Adolescent Mental Health in a Mexican Border City: Experience, Cultural Meaning, and Social Context

Friday, 20 July 2018: 08:54
Oral Presentation
Olga OLIVAS HERNANDEZ, University of California, San Diego, Mexico
Janis H. JENKINS, University of California, San Diego, USA

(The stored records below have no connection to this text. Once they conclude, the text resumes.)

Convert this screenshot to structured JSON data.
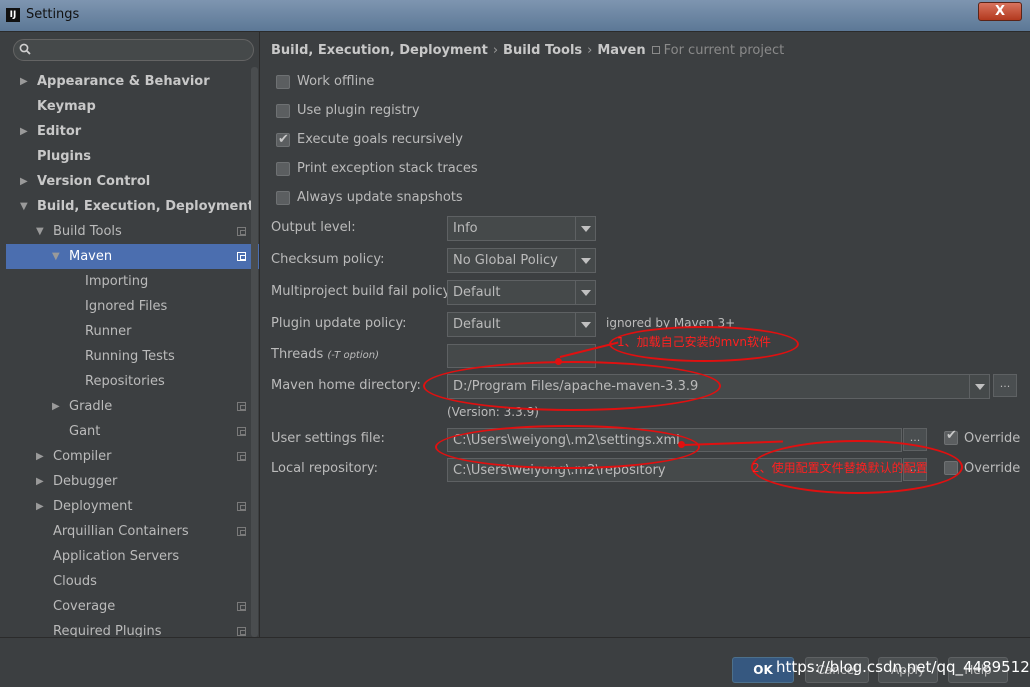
{
  "window": {
    "title": "Settings",
    "app_icon": "IJ",
    "close_label": "X"
  },
  "search": {
    "placeholder": ""
  },
  "tree": [
    {
      "label": "Appearance & Behavior",
      "arrow": "▶",
      "bold": true
    },
    {
      "label": "Keymap",
      "arrow": "",
      "bold": true
    },
    {
      "label": "Editor",
      "arrow": "▶",
      "bold": true
    },
    {
      "label": "Plugins",
      "arrow": "",
      "bold": true
    },
    {
      "label": "Version Control",
      "arrow": "▶",
      "bold": true
    },
    {
      "label": "Build, Execution, Deployment",
      "arrow": "▼",
      "bold": true
    },
    {
      "label": "Build Tools",
      "arrow": "▼",
      "project_icon": true
    },
    {
      "label": "Maven",
      "arrow": "▼",
      "project_icon": true,
      "selected": true
    },
    {
      "label": "Importing"
    },
    {
      "label": "Ignored Files"
    },
    {
      "label": "Runner"
    },
    {
      "label": "Running Tests"
    },
    {
      "label": "Repositories"
    },
    {
      "label": "Gradle",
      "arrow": "▶",
      "project_icon": true
    },
    {
      "label": "Gant",
      "project_icon": true
    },
    {
      "label": "Compiler",
      "arrow": "▶",
      "project_icon": true
    },
    {
      "label": "Debugger",
      "arrow": "▶"
    },
    {
      "label": "Deployment",
      "arrow": "▶",
      "project_icon": true
    },
    {
      "label": "Arquillian Containers",
      "project_icon": true
    },
    {
      "label": "Application Servers"
    },
    {
      "label": "Clouds"
    },
    {
      "label": "Coverage",
      "project_icon": true
    },
    {
      "label": "Required Plugins",
      "project_icon": true
    }
  ],
  "breadcrumb": {
    "items": [
      "Build, Execution, Deployment",
      "Build Tools",
      "Maven"
    ],
    "separator": "›",
    "scope": "For current project"
  },
  "checkboxes": [
    {
      "label": "Work offline",
      "checked": false
    },
    {
      "label": "Use plugin registry",
      "checked": false
    },
    {
      "label": "Execute goals recursively",
      "checked": true
    },
    {
      "label": "Print exception stack traces",
      "checked": false
    },
    {
      "label": "Always update snapshots",
      "checked": false
    }
  ],
  "fields": {
    "output_level": {
      "label": "Output level:",
      "value": "Info"
    },
    "checksum_policy": {
      "label": "Checksum policy:",
      "value": "No Global Policy"
    },
    "multiproject_fail_policy": {
      "label": "Multiproject build fail policy:",
      "value": "Default"
    },
    "plugin_update_policy": {
      "label": "Plugin update policy:",
      "value": "Default",
      "note": "ignored by Maven 3+"
    },
    "threads": {
      "label": "Threads",
      "hint": "(-T option)",
      "value": ""
    },
    "maven_home": {
      "label": "Maven home directory:",
      "value": "D:/Program Files/apache-maven-3.3.9",
      "version": "(Version: 3.3.9)",
      "browse": "..."
    },
    "user_settings": {
      "label": "User settings file:",
      "value": "C:\\Users\\weiyong\\.m2\\settings.xml",
      "override_label": "Override",
      "override_checked": true,
      "browse": "..."
    },
    "local_repository": {
      "label": "Local repository:",
      "value": "C:\\Users\\weiyong\\.m2\\repository",
      "override_label": "Override",
      "override_checked": false,
      "browse": "..."
    }
  },
  "annotations": {
    "note1": "1、加载自己安装的mvn软件",
    "note2": "2、使用配置文件替换默认的配置",
    "color": "#e01010"
  },
  "footer": {
    "ok": "OK",
    "cancel": "Cancel",
    "apply": "Apply",
    "help": "Help"
  },
  "watermark": "https://blog.csdn.net/qq_44895127"
}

This paper is based on an ethnographic study of adolescent mental health in a high school (ages 14-17) in Tijuana, B.C., México. A focal area of the study is the investigation of how the sociocultural context shapes adolescents’ experience of anxiety and depression and how adolescents develop strategies to manage these experiences. The aims also include examination of cultural perceptions of emotional wellbeing and help-seeking from multiple perspectives, including teachers and parents. For the past two years, we have conducted focus groups and semi structured interviews, including individual students (N=35 students). The interviews included assessments of depression (PHQ-9 modified for teens) and anxiety (GAD-7). The results of the study highlight the relevance of an interdisciplinary approach of Social Science research to understand the subjective experience, cultural meaning, and the social, cultural, economic and political contexts of contemporary life for adolescents in the border region of Mexico and the United States. Daily life situations faced by those adolescents, such as family interactions, peer relations, and neighborhood characteristics in terms of security and violence, are key elements that we discuss in relation to adolescent mental health.